With two months to go before the general election, Maryland’s delegates to the Democratic convention in North Carolina say they’ll be coming back energized for President Barack Obama.
Even with Obama widely expected to sweep Maryland’s 10 electoral votes, a strong showing in the state’s popular vote is important for his second term, said Del. Mary Washington (D-Dist. 43) of Baltimore, one of two dozen state lawmakers and public officials who attended the convention, which ended Thursday night.
The state’s entire delegation included more than 140 people.
“Maryland has a special job,” Washington said. “[Obama] needs a high vote total for an electoral mandate.”
If Obama were to capture the electoral votes but not the popular vote, or win by a small margin, it could diminish his political influence, Washington said.
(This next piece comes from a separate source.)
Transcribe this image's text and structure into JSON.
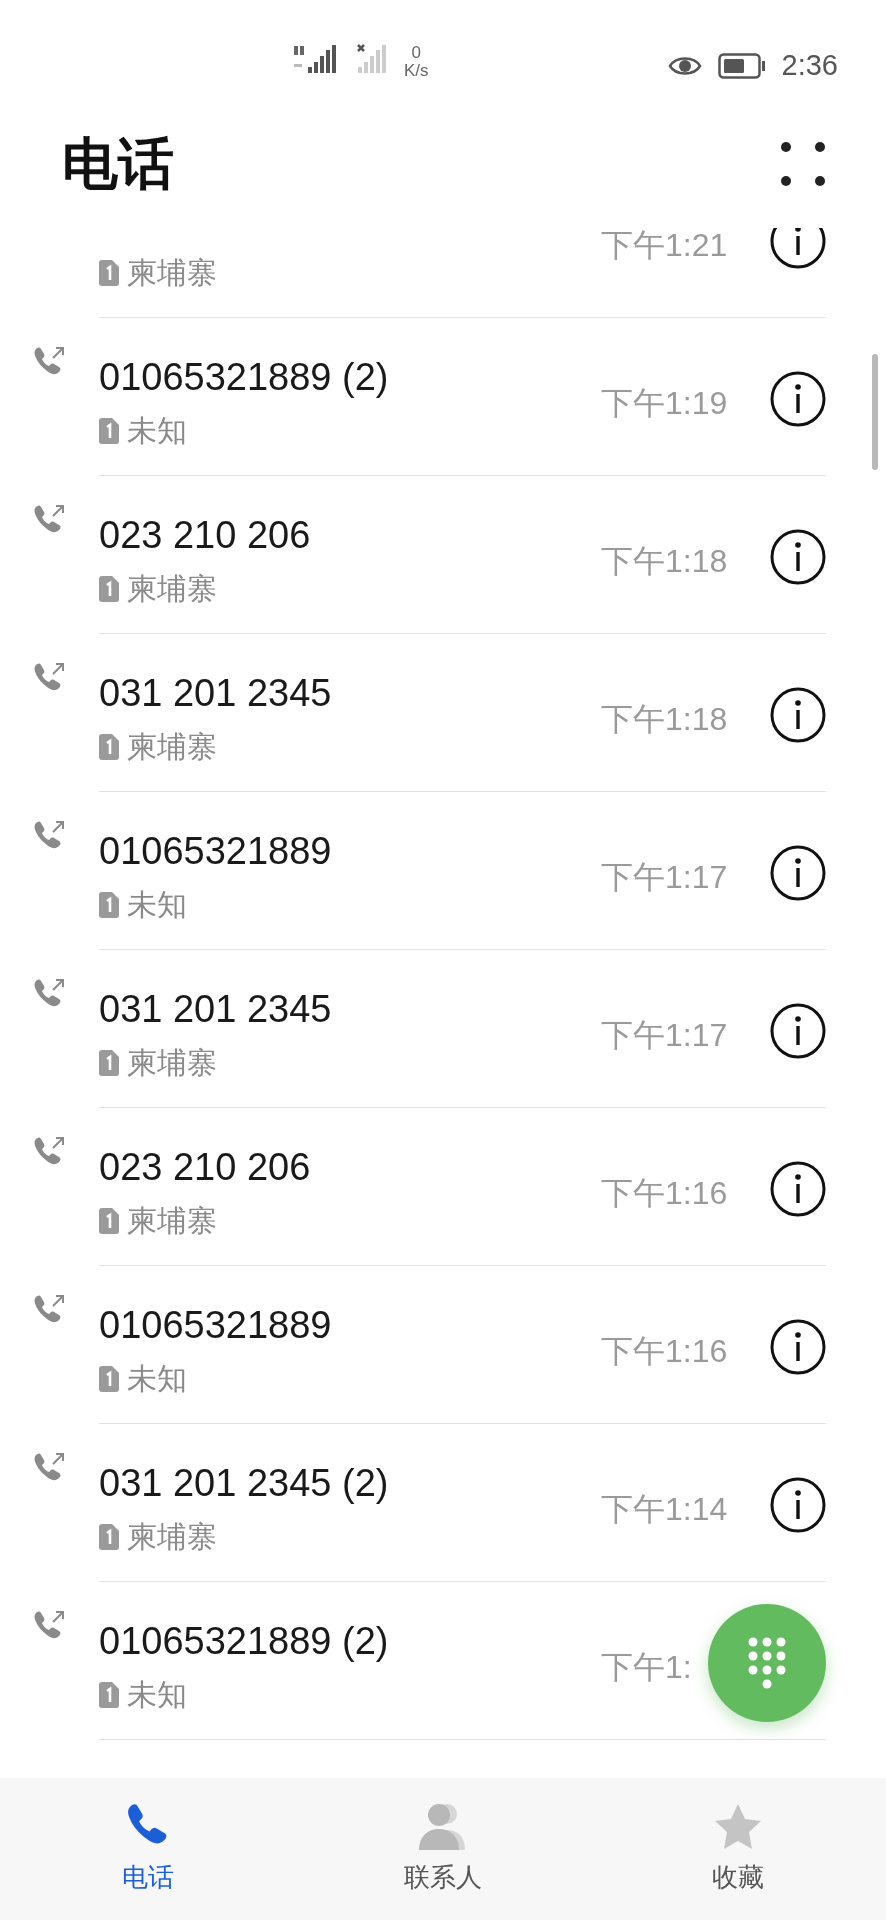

In 2008, the vote totals in key swing states, such as Florida, differed by as few as a few votes per precinct, she added.
Del. Susan C. Lee (D-Dist. 16) of Bethesda said because she wears multiple hats as a lawmaker — she’s a Montgomery County resident, a woman and an Asian-American — she’ll be appealing to each constituency.
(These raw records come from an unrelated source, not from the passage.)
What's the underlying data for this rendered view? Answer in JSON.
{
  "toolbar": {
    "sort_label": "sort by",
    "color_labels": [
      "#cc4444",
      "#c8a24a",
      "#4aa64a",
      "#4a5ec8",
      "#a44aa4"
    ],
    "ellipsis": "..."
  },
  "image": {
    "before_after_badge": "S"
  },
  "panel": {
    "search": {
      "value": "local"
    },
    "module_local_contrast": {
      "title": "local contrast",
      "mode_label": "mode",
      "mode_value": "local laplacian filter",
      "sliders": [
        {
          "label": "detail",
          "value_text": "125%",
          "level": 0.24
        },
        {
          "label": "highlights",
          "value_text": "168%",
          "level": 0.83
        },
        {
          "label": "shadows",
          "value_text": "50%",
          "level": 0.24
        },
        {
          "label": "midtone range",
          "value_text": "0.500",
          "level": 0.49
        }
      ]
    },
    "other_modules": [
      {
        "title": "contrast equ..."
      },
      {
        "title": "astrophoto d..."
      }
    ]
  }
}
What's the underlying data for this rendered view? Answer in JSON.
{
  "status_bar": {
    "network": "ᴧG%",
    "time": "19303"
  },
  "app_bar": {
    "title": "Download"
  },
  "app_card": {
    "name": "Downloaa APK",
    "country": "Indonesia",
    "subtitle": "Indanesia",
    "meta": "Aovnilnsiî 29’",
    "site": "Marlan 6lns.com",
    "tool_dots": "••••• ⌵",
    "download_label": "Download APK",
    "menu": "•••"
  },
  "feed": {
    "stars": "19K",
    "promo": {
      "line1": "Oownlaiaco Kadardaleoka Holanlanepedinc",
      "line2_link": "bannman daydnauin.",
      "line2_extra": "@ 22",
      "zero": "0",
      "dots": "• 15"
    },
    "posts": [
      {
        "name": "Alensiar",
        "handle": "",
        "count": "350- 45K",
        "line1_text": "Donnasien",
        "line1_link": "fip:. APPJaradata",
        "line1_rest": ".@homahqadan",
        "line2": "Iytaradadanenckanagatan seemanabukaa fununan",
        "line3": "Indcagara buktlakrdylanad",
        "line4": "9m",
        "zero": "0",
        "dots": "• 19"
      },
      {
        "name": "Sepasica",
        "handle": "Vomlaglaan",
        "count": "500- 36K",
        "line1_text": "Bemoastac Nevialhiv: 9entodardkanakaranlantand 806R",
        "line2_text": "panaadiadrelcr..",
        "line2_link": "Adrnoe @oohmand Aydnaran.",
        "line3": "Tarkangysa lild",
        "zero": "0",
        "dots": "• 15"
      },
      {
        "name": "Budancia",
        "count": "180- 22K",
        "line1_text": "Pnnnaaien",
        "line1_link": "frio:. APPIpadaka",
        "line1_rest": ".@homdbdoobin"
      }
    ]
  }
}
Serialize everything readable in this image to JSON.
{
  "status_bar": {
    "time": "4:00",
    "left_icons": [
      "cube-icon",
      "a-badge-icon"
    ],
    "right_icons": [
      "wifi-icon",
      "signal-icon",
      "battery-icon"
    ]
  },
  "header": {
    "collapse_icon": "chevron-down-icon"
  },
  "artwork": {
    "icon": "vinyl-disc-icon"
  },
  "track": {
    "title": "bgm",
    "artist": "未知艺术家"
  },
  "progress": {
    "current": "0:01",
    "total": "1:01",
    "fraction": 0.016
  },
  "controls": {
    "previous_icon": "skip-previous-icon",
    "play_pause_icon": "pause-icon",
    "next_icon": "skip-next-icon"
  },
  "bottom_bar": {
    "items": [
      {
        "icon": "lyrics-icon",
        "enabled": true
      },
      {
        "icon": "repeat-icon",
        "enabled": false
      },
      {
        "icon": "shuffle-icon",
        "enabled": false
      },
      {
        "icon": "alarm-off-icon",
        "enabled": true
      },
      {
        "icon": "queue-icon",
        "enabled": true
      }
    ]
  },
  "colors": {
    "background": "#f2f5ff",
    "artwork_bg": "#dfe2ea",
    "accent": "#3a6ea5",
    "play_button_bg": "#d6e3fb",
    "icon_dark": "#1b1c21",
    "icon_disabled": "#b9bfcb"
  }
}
“This is an important election for women,” Lee said. “The other side has an agenda that is not pro-woman.”
In the past few weeks, the abortion issue has received particular attention, after U.S. Rep. Todd Akin (R) of Missouri, who is running for a U.S. Senate seat, suggested women who are victims of “legitimate rape” tend not to get pregnant. Vice presidential nominee Paul Ryan (R) later drew fire for referring to rape as a “method of conception” that didn’t change his pro-life stance.
The closing days of a campaign are particularly crucial, Del. Heather Mizeur (D-Dist. 20) of Takoma Park wrote in an email.
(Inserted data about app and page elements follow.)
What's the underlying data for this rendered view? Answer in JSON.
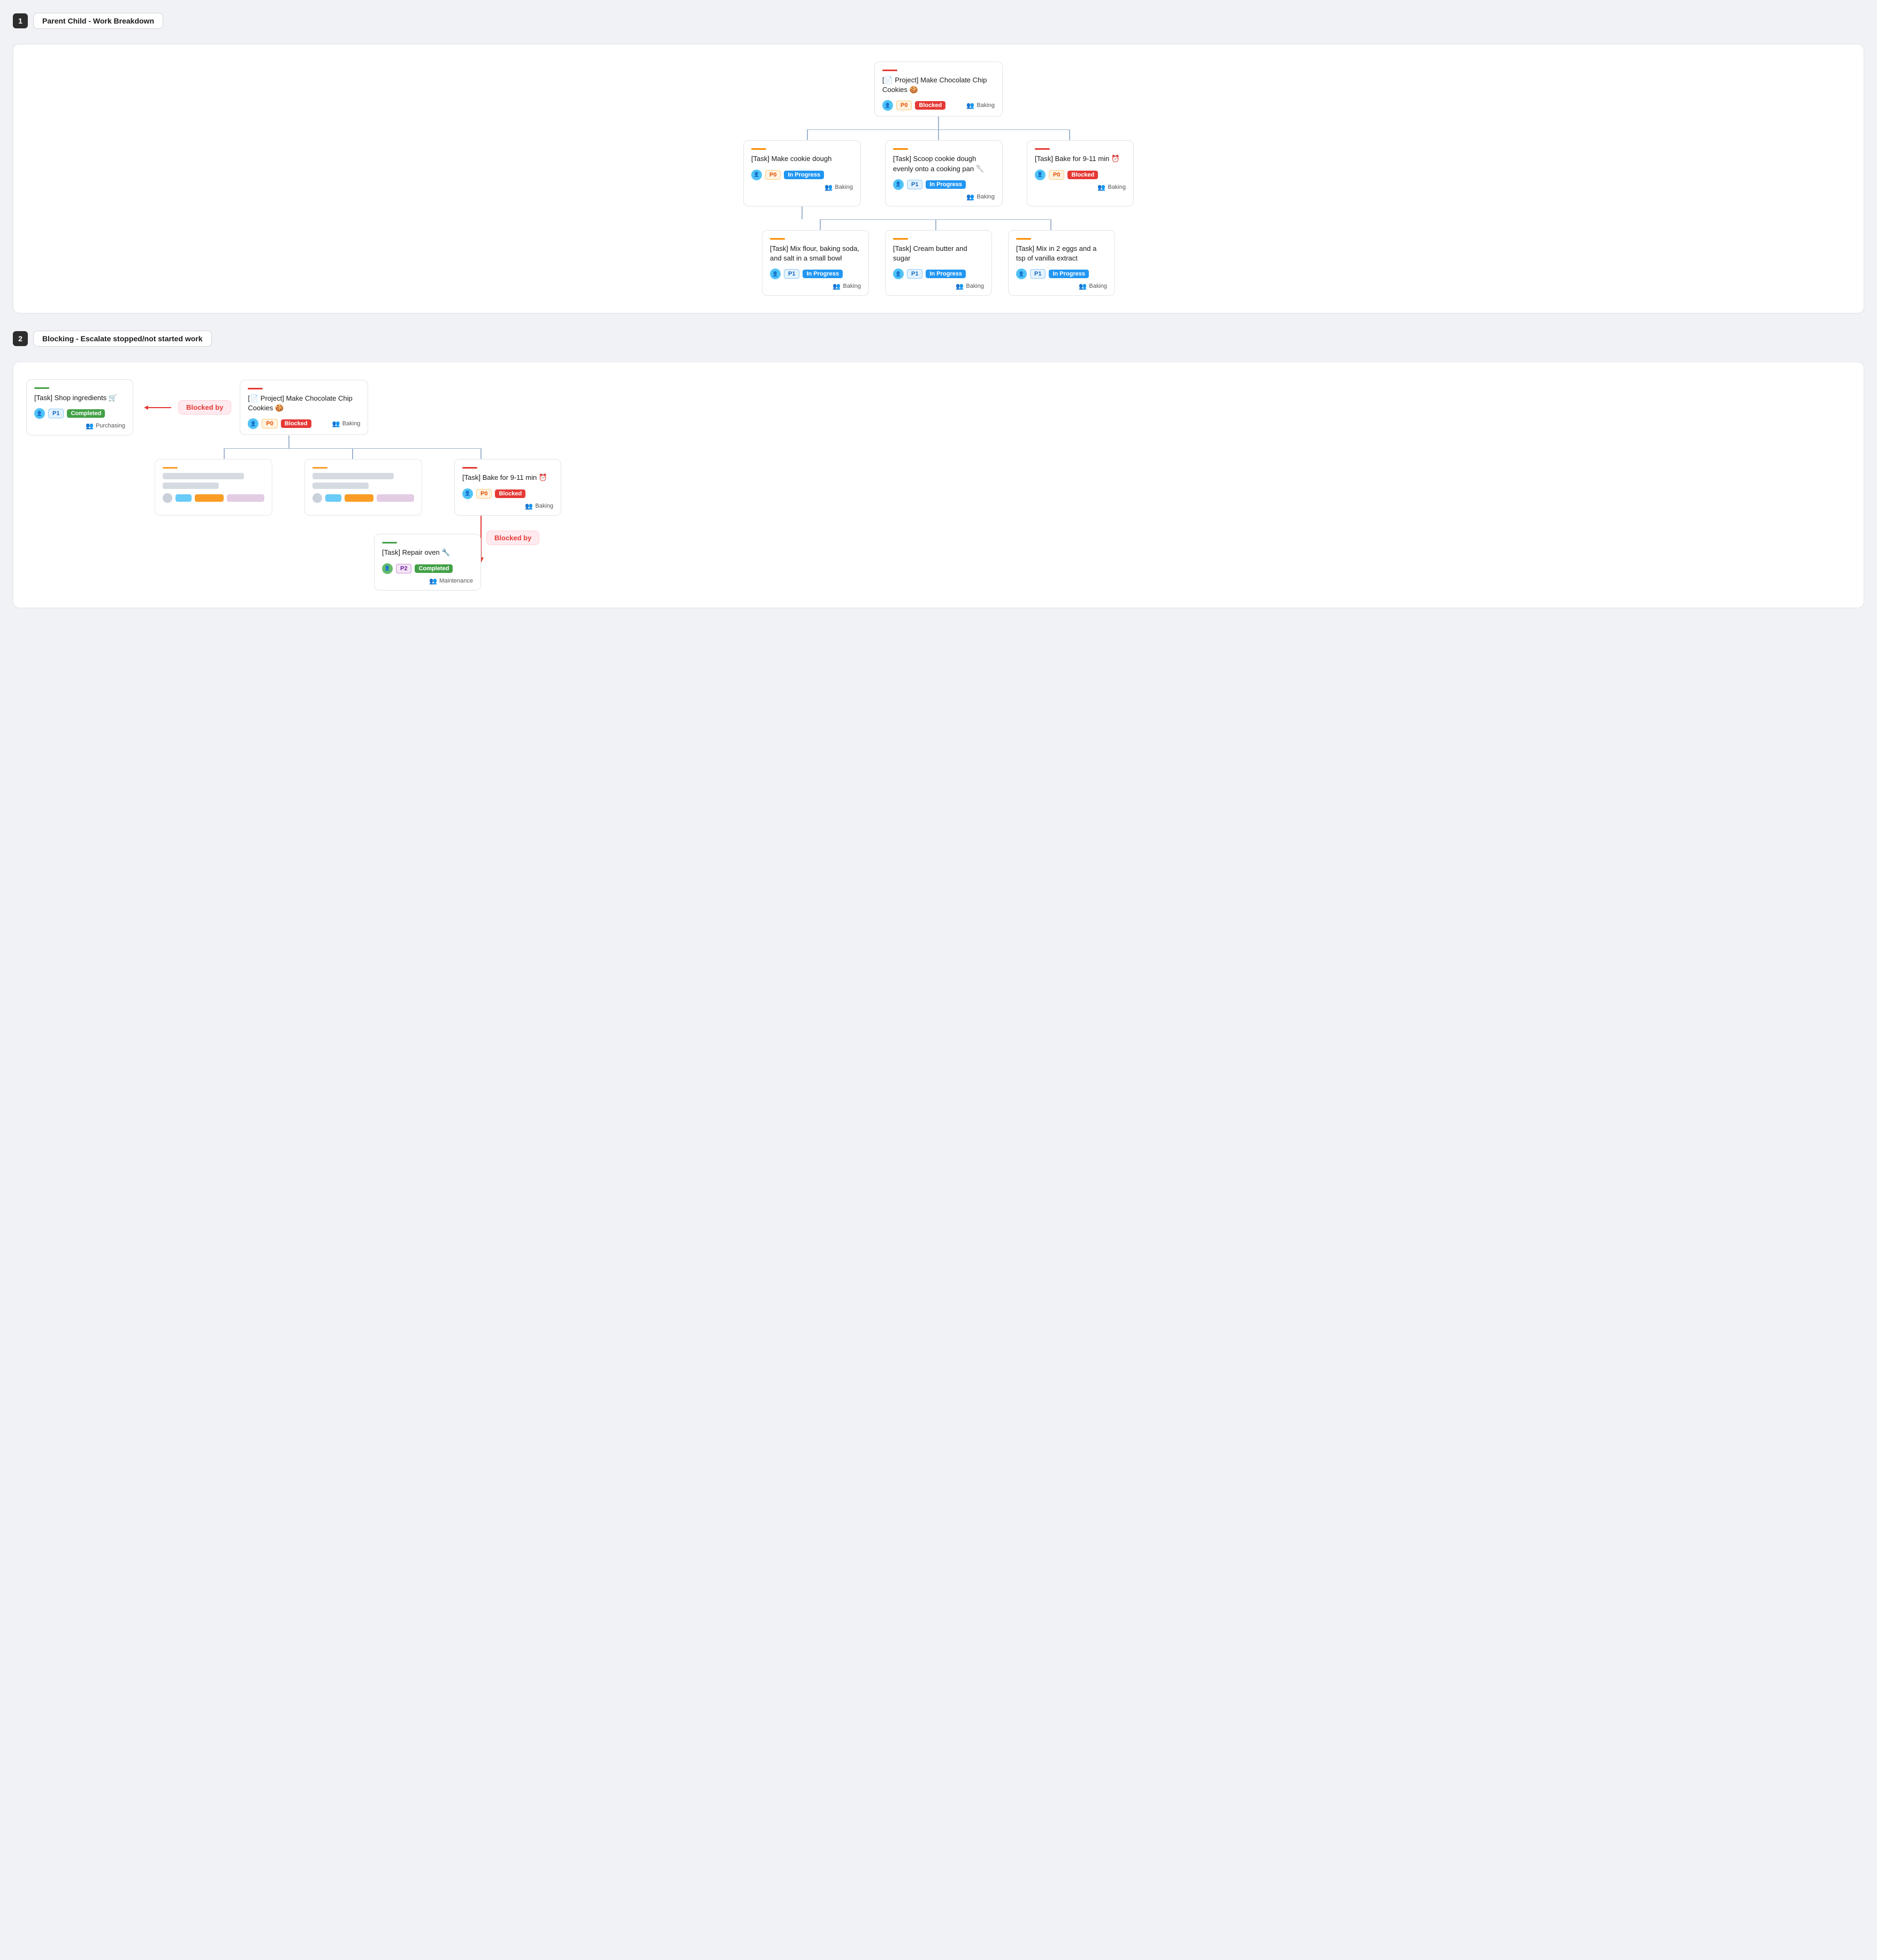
{
  "section1": {
    "number": "1",
    "title": "Parent Child - Work Breakdown",
    "root": {
      "accent": "accent-red",
      "icon": "📄",
      "title": "[📄 Project] Make Chocolate Chip Cookies 🍪",
      "avatar_color": "avatar-blue",
      "priority": "P0",
      "priority_class": "badge-p0",
      "status": "Blocked",
      "status_class": "badge-blocked",
      "team": "Baking"
    },
    "mid": [
      {
        "accent": "accent-orange",
        "title": "[Task] Make cookie dough",
        "avatar_color": "avatar-blue",
        "priority": "P0",
        "priority_class": "badge-p0",
        "status": "In Progress",
        "status_class": "badge-in-progress",
        "team": "Baking"
      },
      {
        "accent": "accent-orange",
        "title": "[Task] Scoop cookie dough evenly onto a cooking pan 🥄",
        "avatar_color": "avatar-blue",
        "priority": "P1",
        "priority_class": "badge-p1",
        "status": "In Progress",
        "status_class": "badge-in-progress",
        "team": "Baking"
      },
      {
        "accent": "accent-red",
        "title": "[Task] Bake for 9-11 min ⏰",
        "avatar_color": "avatar-blue",
        "priority": "P0",
        "priority_class": "badge-p0",
        "status": "Blocked",
        "status_class": "badge-blocked",
        "team": "Baking"
      }
    ],
    "bottom": [
      {
        "accent": "accent-orange",
        "title": "[Task] Mix flour, baking soda, and salt in a small bowl",
        "avatar_color": "avatar-blue",
        "priority": "P1",
        "priority_class": "badge-p1",
        "status": "In Progress",
        "status_class": "badge-in-progress",
        "team": "Baking"
      },
      {
        "accent": "accent-orange",
        "title": "[Task] Cream butter and sugar",
        "avatar_color": "avatar-blue",
        "priority": "P1",
        "priority_class": "badge-p1",
        "status": "In Progress",
        "status_class": "badge-in-progress",
        "team": "Baking"
      },
      {
        "accent": "accent-orange",
        "title": "[Task] Mix in 2 eggs and a tsp of vanilla extract",
        "avatar_color": "avatar-blue",
        "priority": "P1",
        "priority_class": "badge-p1",
        "status": "In Progress",
        "status_class": "badge-in-progress",
        "team": "Baking"
      }
    ]
  },
  "section2": {
    "number": "2",
    "title": "Blocking - Escalate stopped/not started work",
    "shop": {
      "accent": "accent-green",
      "title": "[Task] Shop ingredients 🛒",
      "avatar_color": "avatar-blue",
      "priority": "P1",
      "priority_class": "badge-p1",
      "status": "Completed",
      "status_class": "badge-completed",
      "team": "Purchasing"
    },
    "blocked_by_label": "Blocked by",
    "root": {
      "accent": "accent-red",
      "title": "[📄 Project] Make Chocolate Chip Cookies 🍪",
      "avatar_color": "avatar-blue",
      "priority": "P0",
      "priority_class": "badge-p0",
      "status": "Blocked",
      "status_class": "badge-blocked",
      "team": "Baking"
    },
    "bake": {
      "accent": "accent-red",
      "title": "[Task] Bake for 9-11 min ⏰",
      "avatar_color": "avatar-blue",
      "priority": "P0",
      "priority_class": "badge-p0",
      "status": "Blocked",
      "status_class": "badge-blocked",
      "team": "Baking"
    },
    "repair": {
      "accent": "accent-green",
      "title": "[Task] Repair oven 🔧",
      "avatar_color": "avatar-green",
      "priority": "P2",
      "priority_class": "badge-p2",
      "status": "Completed",
      "status_class": "badge-completed",
      "team": "Maintenance"
    },
    "blocked_by_label2": "Blocked by"
  }
}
“[That’s] when voters are listening and when our outreach to family, friends and neighbors are most meaningful,” she wrote.
Maryland’s Democrats also can help drum up support for the president in neighboring states, said Del. Guy Guzzone (D-Dist. 13) of Columbia, who said he spent the week before the 2008 elections going door to door in Pittsburgh.
“We’ll do whatever it takes,” he said.
But state Republicans maintain an Obama victory is hardly a sure thing. Republican nominee Mitt Romney won his 2002 gubernatorial bid in heavily Democratic Massachusetts, said David Ferguson, executive director of the Maryland Republican Party.
“I would not count Mitt Romney out until Election Day is finished,” Ferguson said.
Republicans expected to win a majority of Maryland counties and would be focusing their efforts on areas with larger populations, such as Prince George’s, Montgomery and Baltimore city, he said.
Washington, who also is an Obama campaign surrogate, said delegates at the convention spoke frequently about how to help each other generate support, and that every caucus meeting stressed the dangers of complacency. She expects much of her time leading up to Nov. 6 will be spent campaigning in Virginia and Pennsylvania.
“We’re going to be outspent, but we can’t be outworked. That’s kind of our mantra,” Washington said.